Michele Bachmann commented on the death of Libyan leader Muammar Qaddafi during a speech at the Commonwealth Club in San Francisco Thursday. Ms. Bachmann said Mr. Qaddafi’s death after 42 years in power left “the world a better place” and that she hoped his demise would mean an end to the American military presence in Libya.
Mr. Qaddafi was killed today by rebel fighters who began fighting his regime back in February. American troops joined French and English forces in support of the rebels in March.
“For more than forty years, we have lived with Muammar Qaddafi and the atrocities that he orchestrated, often times against his own people. The world is a better place without Qaddafi.
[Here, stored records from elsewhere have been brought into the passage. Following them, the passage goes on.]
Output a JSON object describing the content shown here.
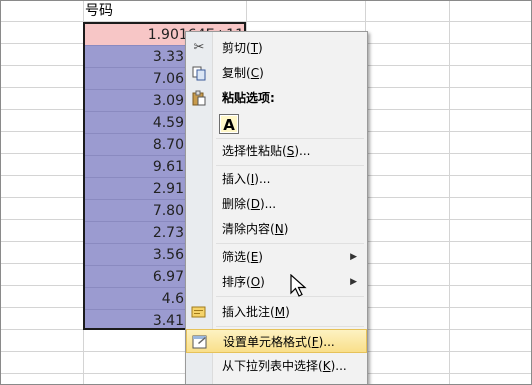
{
  "sheet": {
    "column_header": "号码",
    "first_value": "1.90164E+11",
    "values": [
      "3.33",
      "7.06",
      "3.09",
      "4.59",
      "8.70",
      "9.61",
      "2.91",
      "7.80",
      "2.73",
      "3.56",
      "6.97",
      "4.6",
      "3.41"
    ]
  },
  "context_menu": {
    "items": [
      {
        "label": "剪切",
        "key": "T",
        "icon": "scissors-icon"
      },
      {
        "label": "复制",
        "key": "C",
        "icon": "copy-icon"
      },
      {
        "label": "粘贴选项:",
        "key": "",
        "icon": "paste-icon"
      },
      {
        "label": "选择性粘贴",
        "key": "S",
        "suffix": "..."
      },
      {
        "label": "插入",
        "key": "I",
        "suffix": "..."
      },
      {
        "label": "删除",
        "key": "D",
        "suffix": "..."
      },
      {
        "label": "清除内容",
        "key": "N"
      },
      {
        "label": "筛选",
        "key": "E",
        "submenu": true
      },
      {
        "label": "排序",
        "key": "O",
        "submenu": true
      },
      {
        "label": "插入批注",
        "key": "M",
        "icon": "comment-icon"
      },
      {
        "label": "设置单元格格式",
        "key": "F",
        "suffix": "...",
        "icon": "format-cells-icon",
        "highlighted": true
      },
      {
        "label": "从下拉列表中选择",
        "key": "K",
        "suffix": "..."
      }
    ],
    "paste_option_label": "A"
  },
  "colors": {
    "selection": "#9b9bd0",
    "first_cell": "#f7c6c6",
    "menu_bg": "#f2f2f2",
    "highlight": "#f9df8a"
  }
}
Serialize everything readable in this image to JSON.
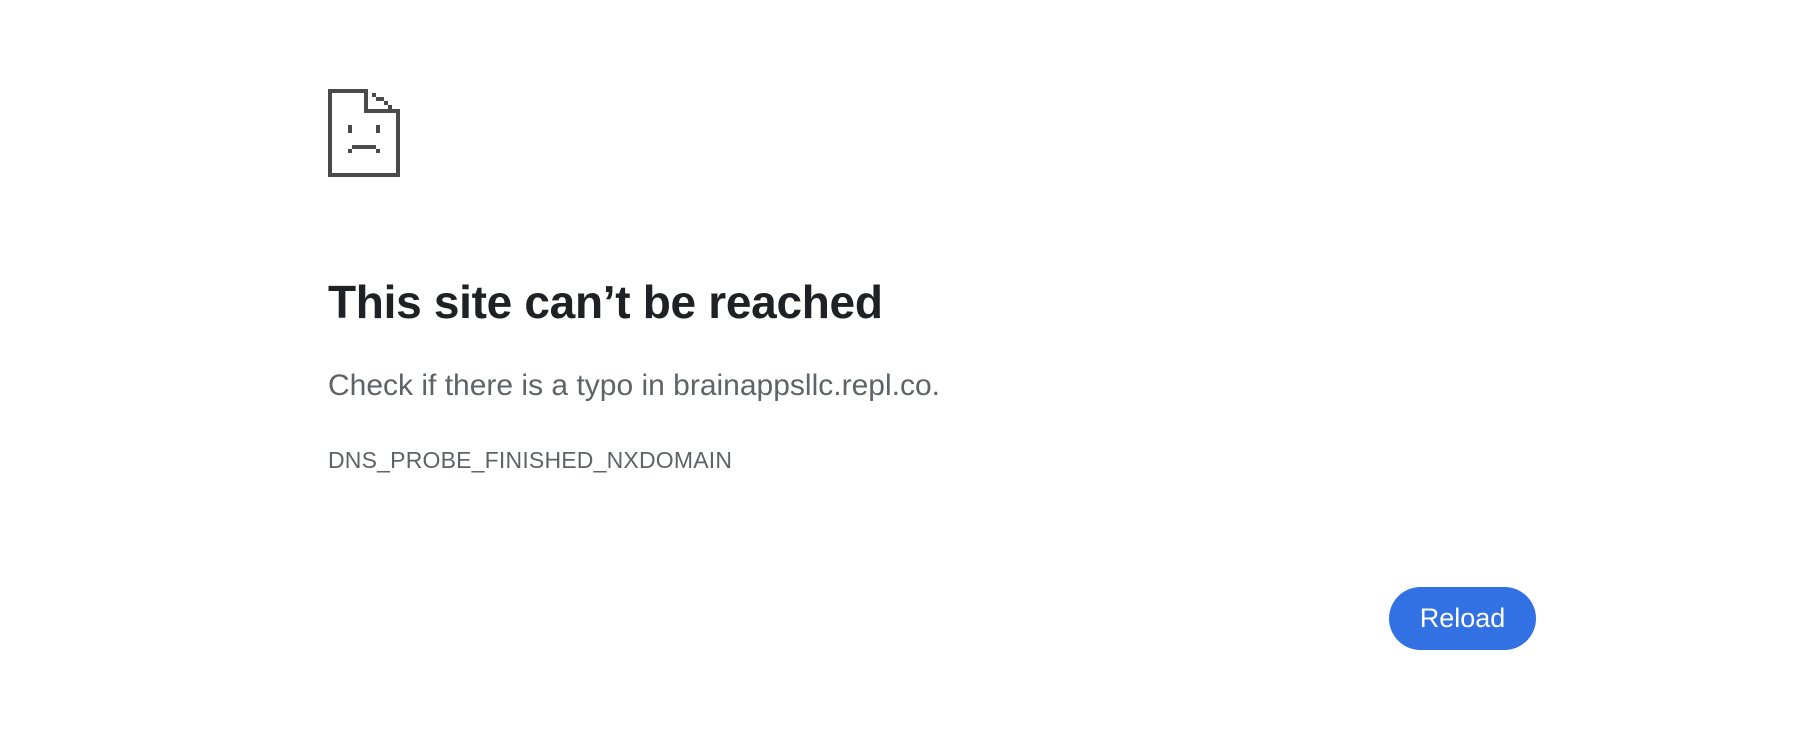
{
  "error_page": {
    "icon": "sad-document-icon",
    "title": "This site can’t be reached",
    "summary": "Check if there is a typo in brainappsllc.repl.co.",
    "error_code": "DNS_PROBE_FINISHED_NXDOMAIN",
    "reload_label": "Reload"
  },
  "colors": {
    "title": "#202124",
    "secondary_text": "#5f6368",
    "icon": "#4a4a4a",
    "button_background": "#3271e3",
    "button_text": "#ffffff",
    "background": "#ffffff"
  }
}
It is my hope that Qaddafi’s reign of terror will be replaced with a government that respects the people in Libya and one that will be a good partner with the United States,” Ms. Bachmann said.
Ms. Bachmann also said she hoped Qaddafi’s demise would signify the end of the U.S. troop presence in Libya.
“Hopefully today will also bring an end to our military involvement in Libya,” Ms. Bachmann said.
Ms. Bachmann explained that the economic and human cost of fighting in Libya was too high coupled with the wars in Iraq and Afghanistan and the commitment President Obama made last week of roughly 100 soldiers to fight warlord Joseph Kony in Uganda.
“We are now engaged in four conflicts … this is a calculus that simply won’t work, we cannot be overextended. … NATO needs to stand on their own two feet and provide for their own defense. i believe that the United States needs to stop providing the defense force for other nations across the world and we need to get our act together when it comes to our military,” Ms. Bachmann said.
During a question-and-answer portion of the event, Ms. Bachmann was asked about her views on the wars in Iraq and Afghanistan. She didn’t discuss her plans for those nations, choosing instead to describe how Iran and its “mad man” leader is the primary foreign threat to America’s national security.
“I’m very concerned about the threat from Iran. The Iranian threat, in my mind, is the premiere threat that’s dominating the Middle East today
Despite her tough talk on Iran, Ms. Bachmann said she “did not believe the United States should have gone to Libya” and would be wary of starting new wars.
“I am not an isolationist, I am not, but I also believe that a lesson that we should learn from the last dozen years is that once the United States becomes engaged in a foreign entanglement, it is extremely difficult to extricate ourselves from that engagement,” Ms. Bachmann said.
Ms. Bachmann thinks she can regain some of the costs of America’s foreign wars by asking Libya and Iraq to reimburse us for our military operations there. The Observer asked Ms. Bachmann about her plan during a press conference after her speech.
“The United States has expended the greatest treasure that can be spent and that’s the blood of our fallen American men–servicemen and women. But even more than that, there’s been United States knowhow, intelligence services. … We’ve actually built infrastructure in those nations. … There should be something that comes back for that,” Ms. Bachmann said.
The Observer asked Ms. Bachmann how much she thought we should receive for our war efforts. She didn’t give a specific figure, but she explained how she expects Libya and Iraq to pay.
“I think that there could be a negotiation on a reasonable cost that has been expended by the United States to secure the liberation of the people of Libya and also people in Iraq and I think that that is part of what can be returned. These are not poor nations, these are nations that do have oil revenues,” Ms. Bachmann said.
Ms. Bachmann envisions the United States being reimbursed “over a period of years.”
“I’m not suggesting this be done in one lump sum payment,” Ms. Bachmann said.
Though she criticized America’s current crop of American conflicts, Ms. Bachmann continually stressed the danger posed by Iran and left open the door for the possibility she might want to start a foreign war of her own. However, as President, Ms. Bachmann said she would only send American troops abroad if ”there is a clear and demonstratable vital national interest.”
(Updated with quotes from press conference after event 11:05 pm)